The latest round of the Queensland Resilience and Risk Reduction Fund (QRRRF) investment round, announced today, will back a range of projects that will help build greater disaster resilience and reduce the risk of natural disasters events.

Projects include:
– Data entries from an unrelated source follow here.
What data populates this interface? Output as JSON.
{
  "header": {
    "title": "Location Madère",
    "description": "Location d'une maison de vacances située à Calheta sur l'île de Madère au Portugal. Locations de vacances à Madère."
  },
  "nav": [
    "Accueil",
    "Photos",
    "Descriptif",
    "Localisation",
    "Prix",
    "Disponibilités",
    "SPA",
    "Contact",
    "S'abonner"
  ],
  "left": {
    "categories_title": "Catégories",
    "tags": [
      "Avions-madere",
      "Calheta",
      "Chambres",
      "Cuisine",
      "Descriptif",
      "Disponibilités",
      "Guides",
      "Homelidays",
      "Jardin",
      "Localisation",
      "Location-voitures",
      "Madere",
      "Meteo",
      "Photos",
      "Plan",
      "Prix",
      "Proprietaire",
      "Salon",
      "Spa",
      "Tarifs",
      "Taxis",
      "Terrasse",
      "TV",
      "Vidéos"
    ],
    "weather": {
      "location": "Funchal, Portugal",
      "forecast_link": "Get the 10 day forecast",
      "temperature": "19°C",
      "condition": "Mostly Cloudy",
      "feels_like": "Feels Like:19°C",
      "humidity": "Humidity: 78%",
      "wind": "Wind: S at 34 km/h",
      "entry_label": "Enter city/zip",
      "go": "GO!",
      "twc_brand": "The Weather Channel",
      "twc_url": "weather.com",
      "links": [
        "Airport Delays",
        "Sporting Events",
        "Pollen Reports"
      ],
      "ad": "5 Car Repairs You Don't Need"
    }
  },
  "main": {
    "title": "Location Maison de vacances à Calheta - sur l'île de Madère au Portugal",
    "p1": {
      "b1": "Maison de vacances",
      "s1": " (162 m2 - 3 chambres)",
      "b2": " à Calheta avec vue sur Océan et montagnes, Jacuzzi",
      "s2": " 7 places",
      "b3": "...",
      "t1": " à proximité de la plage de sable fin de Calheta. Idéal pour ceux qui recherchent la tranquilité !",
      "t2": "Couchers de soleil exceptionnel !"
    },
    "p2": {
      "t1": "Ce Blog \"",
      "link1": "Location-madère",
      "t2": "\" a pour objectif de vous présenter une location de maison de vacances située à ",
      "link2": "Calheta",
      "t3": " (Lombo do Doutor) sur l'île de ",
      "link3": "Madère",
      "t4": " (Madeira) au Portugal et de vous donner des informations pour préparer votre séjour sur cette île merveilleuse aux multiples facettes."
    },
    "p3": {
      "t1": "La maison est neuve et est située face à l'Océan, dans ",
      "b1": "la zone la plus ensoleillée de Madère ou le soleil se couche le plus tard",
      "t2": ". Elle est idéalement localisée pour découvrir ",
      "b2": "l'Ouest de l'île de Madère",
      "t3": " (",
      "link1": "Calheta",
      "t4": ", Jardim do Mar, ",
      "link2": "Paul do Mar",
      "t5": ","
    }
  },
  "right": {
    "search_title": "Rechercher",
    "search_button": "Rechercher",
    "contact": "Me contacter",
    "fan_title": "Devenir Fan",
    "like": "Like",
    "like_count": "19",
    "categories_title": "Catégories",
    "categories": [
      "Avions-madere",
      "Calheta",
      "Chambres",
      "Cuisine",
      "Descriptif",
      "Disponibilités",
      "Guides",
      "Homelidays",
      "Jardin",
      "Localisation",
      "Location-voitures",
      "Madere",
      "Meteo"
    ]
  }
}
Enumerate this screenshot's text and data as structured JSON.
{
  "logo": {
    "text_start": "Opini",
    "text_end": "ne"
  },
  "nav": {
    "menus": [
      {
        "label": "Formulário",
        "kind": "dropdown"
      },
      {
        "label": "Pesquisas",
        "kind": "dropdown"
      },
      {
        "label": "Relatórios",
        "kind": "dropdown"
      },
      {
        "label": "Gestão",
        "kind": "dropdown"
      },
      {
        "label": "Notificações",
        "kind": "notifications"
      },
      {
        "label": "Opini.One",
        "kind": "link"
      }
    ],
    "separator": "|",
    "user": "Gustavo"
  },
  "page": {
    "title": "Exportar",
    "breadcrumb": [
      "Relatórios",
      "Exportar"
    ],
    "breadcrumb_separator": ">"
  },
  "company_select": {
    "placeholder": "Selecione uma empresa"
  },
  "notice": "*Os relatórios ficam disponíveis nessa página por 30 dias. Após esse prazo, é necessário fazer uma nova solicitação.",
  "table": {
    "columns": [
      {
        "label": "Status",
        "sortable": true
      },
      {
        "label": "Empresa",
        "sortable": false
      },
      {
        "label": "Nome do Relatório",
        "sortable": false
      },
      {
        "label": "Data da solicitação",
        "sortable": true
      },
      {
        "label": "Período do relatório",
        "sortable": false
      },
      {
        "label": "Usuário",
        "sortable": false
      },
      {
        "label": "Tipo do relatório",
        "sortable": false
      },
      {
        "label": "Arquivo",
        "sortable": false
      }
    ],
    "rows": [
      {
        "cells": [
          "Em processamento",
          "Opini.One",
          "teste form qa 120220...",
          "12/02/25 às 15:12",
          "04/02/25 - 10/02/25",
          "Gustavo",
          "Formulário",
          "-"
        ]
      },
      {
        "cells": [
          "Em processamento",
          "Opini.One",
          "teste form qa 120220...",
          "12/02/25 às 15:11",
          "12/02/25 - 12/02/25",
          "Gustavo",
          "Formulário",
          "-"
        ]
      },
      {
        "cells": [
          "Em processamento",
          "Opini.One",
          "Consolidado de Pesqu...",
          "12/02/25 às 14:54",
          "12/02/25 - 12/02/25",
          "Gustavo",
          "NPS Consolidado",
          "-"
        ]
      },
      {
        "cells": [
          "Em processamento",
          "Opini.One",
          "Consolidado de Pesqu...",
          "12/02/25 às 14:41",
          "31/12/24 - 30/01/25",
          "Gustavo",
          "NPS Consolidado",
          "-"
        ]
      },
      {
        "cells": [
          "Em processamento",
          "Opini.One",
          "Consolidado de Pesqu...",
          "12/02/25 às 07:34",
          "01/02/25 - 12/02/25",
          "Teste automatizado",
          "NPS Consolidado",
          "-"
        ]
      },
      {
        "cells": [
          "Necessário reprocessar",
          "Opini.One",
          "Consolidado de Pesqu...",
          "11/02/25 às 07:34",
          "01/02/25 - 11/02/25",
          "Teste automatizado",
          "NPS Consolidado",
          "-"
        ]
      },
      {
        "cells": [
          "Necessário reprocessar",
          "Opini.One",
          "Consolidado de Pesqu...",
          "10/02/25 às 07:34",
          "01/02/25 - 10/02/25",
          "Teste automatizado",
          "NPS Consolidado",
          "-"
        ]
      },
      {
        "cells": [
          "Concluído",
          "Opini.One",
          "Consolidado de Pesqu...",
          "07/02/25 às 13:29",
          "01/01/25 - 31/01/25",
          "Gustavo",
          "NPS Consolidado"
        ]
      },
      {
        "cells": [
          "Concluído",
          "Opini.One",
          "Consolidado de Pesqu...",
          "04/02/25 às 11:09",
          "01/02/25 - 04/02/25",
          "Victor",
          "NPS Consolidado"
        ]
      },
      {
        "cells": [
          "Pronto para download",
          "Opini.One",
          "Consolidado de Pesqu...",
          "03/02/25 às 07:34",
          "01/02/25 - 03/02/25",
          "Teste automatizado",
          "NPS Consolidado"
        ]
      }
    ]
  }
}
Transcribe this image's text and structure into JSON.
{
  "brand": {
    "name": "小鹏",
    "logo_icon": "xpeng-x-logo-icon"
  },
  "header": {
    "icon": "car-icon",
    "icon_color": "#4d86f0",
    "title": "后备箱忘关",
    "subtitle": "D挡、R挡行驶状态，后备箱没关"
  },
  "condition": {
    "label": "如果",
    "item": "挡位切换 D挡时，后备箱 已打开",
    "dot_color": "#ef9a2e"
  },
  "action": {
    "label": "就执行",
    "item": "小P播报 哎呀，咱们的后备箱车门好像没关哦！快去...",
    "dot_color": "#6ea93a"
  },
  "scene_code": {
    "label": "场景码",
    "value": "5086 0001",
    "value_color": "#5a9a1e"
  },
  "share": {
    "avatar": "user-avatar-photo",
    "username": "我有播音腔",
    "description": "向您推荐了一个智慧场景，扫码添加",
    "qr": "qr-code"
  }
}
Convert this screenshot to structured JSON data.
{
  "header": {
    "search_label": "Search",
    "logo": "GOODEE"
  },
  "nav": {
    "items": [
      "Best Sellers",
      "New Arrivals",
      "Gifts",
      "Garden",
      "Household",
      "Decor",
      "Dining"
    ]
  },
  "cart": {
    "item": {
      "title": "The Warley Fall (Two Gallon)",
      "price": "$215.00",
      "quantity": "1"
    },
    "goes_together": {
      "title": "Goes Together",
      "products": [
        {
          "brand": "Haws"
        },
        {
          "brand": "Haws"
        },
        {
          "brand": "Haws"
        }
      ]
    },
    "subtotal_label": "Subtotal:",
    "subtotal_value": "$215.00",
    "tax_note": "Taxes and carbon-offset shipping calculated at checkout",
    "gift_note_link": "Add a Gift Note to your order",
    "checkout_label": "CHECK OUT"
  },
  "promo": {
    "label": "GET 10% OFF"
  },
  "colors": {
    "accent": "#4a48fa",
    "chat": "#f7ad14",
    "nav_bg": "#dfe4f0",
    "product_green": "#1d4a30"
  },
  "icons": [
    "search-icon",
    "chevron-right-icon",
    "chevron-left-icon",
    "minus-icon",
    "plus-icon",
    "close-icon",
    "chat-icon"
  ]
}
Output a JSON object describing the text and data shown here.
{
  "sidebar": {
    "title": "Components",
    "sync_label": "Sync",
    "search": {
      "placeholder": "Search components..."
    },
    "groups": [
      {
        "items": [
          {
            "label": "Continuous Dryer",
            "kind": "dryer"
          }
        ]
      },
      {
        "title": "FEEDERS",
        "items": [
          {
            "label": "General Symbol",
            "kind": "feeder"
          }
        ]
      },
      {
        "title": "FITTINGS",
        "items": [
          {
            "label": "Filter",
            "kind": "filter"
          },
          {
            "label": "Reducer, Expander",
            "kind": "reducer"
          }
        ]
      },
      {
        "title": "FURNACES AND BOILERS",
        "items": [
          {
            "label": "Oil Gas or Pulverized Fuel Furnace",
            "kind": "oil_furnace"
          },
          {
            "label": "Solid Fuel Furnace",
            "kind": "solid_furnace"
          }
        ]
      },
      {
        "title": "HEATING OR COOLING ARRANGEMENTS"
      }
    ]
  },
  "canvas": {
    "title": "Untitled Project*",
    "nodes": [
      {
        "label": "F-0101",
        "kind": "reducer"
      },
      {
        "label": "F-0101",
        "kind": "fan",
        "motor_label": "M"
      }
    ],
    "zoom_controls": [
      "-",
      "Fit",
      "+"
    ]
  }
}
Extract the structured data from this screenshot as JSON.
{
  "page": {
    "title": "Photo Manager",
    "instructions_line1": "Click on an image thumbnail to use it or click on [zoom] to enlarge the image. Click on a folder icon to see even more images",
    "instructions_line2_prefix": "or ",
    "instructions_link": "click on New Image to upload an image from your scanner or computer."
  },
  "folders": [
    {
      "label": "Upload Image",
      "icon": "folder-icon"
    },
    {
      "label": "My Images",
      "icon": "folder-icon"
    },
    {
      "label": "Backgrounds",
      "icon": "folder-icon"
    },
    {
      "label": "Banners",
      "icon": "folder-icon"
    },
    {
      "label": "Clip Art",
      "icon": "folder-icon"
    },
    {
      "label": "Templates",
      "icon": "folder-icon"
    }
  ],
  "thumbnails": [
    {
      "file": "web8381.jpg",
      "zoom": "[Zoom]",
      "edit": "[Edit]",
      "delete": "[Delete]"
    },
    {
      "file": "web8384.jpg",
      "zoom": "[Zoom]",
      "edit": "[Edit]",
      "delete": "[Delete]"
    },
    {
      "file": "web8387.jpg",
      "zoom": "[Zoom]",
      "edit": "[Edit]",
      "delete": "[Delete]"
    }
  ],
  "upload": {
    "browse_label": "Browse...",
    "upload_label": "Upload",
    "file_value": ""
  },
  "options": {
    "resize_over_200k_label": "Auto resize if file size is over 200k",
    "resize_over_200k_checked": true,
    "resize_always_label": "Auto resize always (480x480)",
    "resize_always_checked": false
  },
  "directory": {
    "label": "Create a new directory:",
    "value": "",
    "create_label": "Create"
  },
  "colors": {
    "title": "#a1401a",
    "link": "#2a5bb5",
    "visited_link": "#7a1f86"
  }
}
  • $1million for Central Queensland University to design green mobile energy hubs to enhance electricity network resilience during natural disasters.
  • $529,530 and $206,427 for Northern Peninsula Area Regional Council and Pormpuraaw Aboriginal Shire Council, respectively, to deliver community power and communications resilience during natural disasters.
  • Almost $998,000 supporting Resilient Building Council’s technical retrofit advice to 50 Brisbane households on building back better after the 2022 floods.
  • $2 million to assist Noosa Shire Council to build hydraulic and embankment protection at Sunshine Beach.
  • Nearly $2 million to help Reef Catchments Mackay and the Whitsundays protect the Great Barrier Reef from erosion with riparian, vegetation and wetland fencing.
  • More than $276,000 toward refining the Darling Downs Hospital and Health Service’s Clinical Heatwave Risk Reduction Tool for vulnerable patients.
  • Almost $860,000 for QUT’s interactive Bushfire Disaster Risk Assessment and Reduction for Buildings software in bushland urban areas susceptible to potential ember attack.
  • More than $306,000 to support disaster risk reduction for Indigenous Elders and seniors.
  • $650,000 for disaster resilience training tailored to First Nations councils and tourism operators.
  • $500,000 for a five-year review and update of the Brisbane River Floodplain Management Plan
  • Nearly $183,000 to start a Cloncurry flood study.
  • Almost $152,000 on mapping and mitigating overland flow risk at Moore in the Somerset Region and;
  • More than $548,000 for the University of Queensland to develop and install a network of hail monitoring stations.

For the full list of QRRRF projects visit

QRRRF projects - co-funded by councils, not-for-profits and Queensland Government departments – are also backing remote area flood warning infrastructure, regional floodway upgrades, creek bank reprofiling, water supply resilience in Granville, Maryborough and a flood intelligence Dashboard at Mareeba Shire Council.

Over the last five years, the QRRRF has committed more than $76 million to 252 resilience building initiatives in urban and remote areas of Queensland.

Quotes attributable to Federal Minister for Emergency Management, Murray Watt:

“It’s clear that the more we do to prepare for disasters beforehand, the better off communities will be when we inevitably see more natural disasters and severe weather in the future.

“The National Partnership Agreement delivers proactive investment from both State and Federal governments.

“These grants are informed by local priorities, to address risks that local organisations have identified and create solutions to help them better prepare.

“This funding will support a range of disaster mitigation initiatives, disaster preparedness assets, technology innovations and resilient infrastructure right across Queensland.”

Quotes attributable to Queensland Disaster Recovery Minister Nikki Boyd:

“We know resilient Queensland communities are stronger communities and more likely to recover quickly from extreme weather and natural disasters.

“Through the Queensland Resilience and Risk Reduction Fund, the Australian and Queensland Labor Governments are backing councils and not-for-profits to invest in the infrastructure, technology and planning that keeps Queenslanders safe.

“We’re putting almost $15 million into initiatives from flood mapping, early warning systems and road upgrades to mobile energy and communication hubs to ensure communities are better prepared to respond and recover.

“Queensland is more susceptible to natural disasters than anywhere else in Australia, but these smaller resilience projects will make a big difference around the State.”

This release was originally published on the Ministers for the Department of Home Affairs' website.